The revisions were not isolated. They were widespread.

We set January Records for Job Openings and Quits. We had the second most January Hires ever. This is significant. We have 1 million more non-farm payroll job openings this January than we had last January. The question is where are those jobs openings? The most job openings, by sector, are in Educations and Health Services (EHS,) Trade, Transportation, and Utilities (TTU,) Professional Business Services (PBS,) and Leisure and Hospitality (L/H.) The most Job Openings are in the Southern Region, followed by the Midwest and West, and finally the North East.

We saw a similar pattern with the Quits data. The sectors with the highest levels of quits were PBS, TTU, L/H, and EHS.  The most quits were in the South, followed by the West, the Midwest, and the Northeast.

We saw a similar pattern with hiring.
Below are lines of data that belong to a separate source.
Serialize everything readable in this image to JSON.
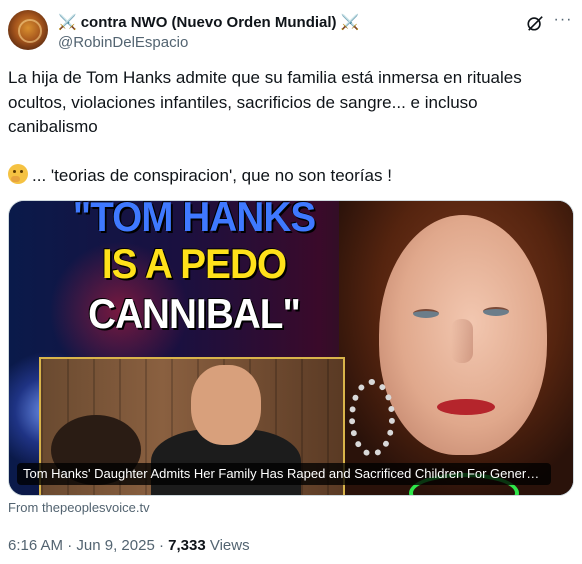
{
  "author": {
    "display_name": "contra NWO (Nuevo Orden Mundial)",
    "name_emoji_left": "⚔️",
    "name_emoji_right": "⚔️",
    "handle": "@RobinDelEspacio",
    "avatar_icon": "golden-avatar"
  },
  "actions": {
    "grok_icon": "grok-icon",
    "more_label": "···"
  },
  "tweet": {
    "line1": "La hija de Tom Hanks admite que su familia está inmersa en rituales ocultos, violaciones infantiles, sacrificios de sangre... e incluso canibalismo",
    "line2_emoji": "thinking-face-emoji",
    "line2": "... 'teorias de conspiracion', que no son teorías !"
  },
  "card": {
    "headline_1": "\"TOM HANKS",
    "headline_2": "IS A PEDO",
    "headline_3": "CANNIBAL\"",
    "caption": "Tom Hanks' Daughter Admits Her Family Has Raped and Sacrificed Children For Generations",
    "colors": {
      "headline_blue": "#3f79ff",
      "headline_yellow": "#ffe11a",
      "headline_white": "#ffffff",
      "frame_gold": "#d9b44a"
    }
  },
  "source": "From thepeoplesvoice.tv",
  "meta": {
    "time": "6:16 AM",
    "sep1": " · ",
    "date": "Jun 9, 2025",
    "sep2": " · ",
    "views_count": "7,333",
    "views_label": " Views"
  }
}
The sectors that did the most hiring  were PBS, TTU, L/H, and EHS. Hiring was strongest in the South, followed by the Midwest, the West, and the Northeast.

We also saw a similar pattern with the Total Separations data.  TTU had the most separations, followed by PBS, L/H, and EHS.  The most total separations were in the South, the Midwest, the West, and the Northeast.

Which sectors had the lowest wages last month, during January? Care to hazard a guess?  /The sectors with the lowest hourly rates were L/H, Other Services (OS,) EHS and TTU.  Could the reason why there are so many people quitting these jobs may be the low wages they receive. The reason why there are so many job openings in these sectors is because they have the lowest wages. The reason why they have the most workers hired is because they have high turnover due to low wages.

We had 7.140 Million Unemployed and 7.484 Million Job Openings during January. Apples and Oranges. The Job Opening Data is comparable to, not identical to, the Current Employment Statistics (CES) worker data. The Unemployment Level, the U-3, comes from the Current population Survey (CPS) Jobs and unemployment data. The people who attempt to compare the U-3 unemployment level with the job openings data are misguided. All you have to do is look at the February CES data and the February CPS data and you will find that the non-seasonally adjusted CPS jobs level grew by 1.2 million total jobs and the headline seasonally adjusted CES data only grew by 20,000 workers.

We had 2.089 million continuing unemployment claims during the same period that we had 7.140 million unemployed workers. If you want to compare apples to pomegranates, go right ahead.  The weekly claims data is broken down by state, the JOLTS data is not. The U-3 unemployment level is broken down by state. The JOLTS data is not.

This JOLTS data was good. It was record setting for the month of January. The data was massively revised.  There is a strong correlation between wages and job openings, wages and quits, and wages and hiring. You shouldn't compare apples, oranges, and pomegranates.

It's the Economy.

 Reclaiming Common Sense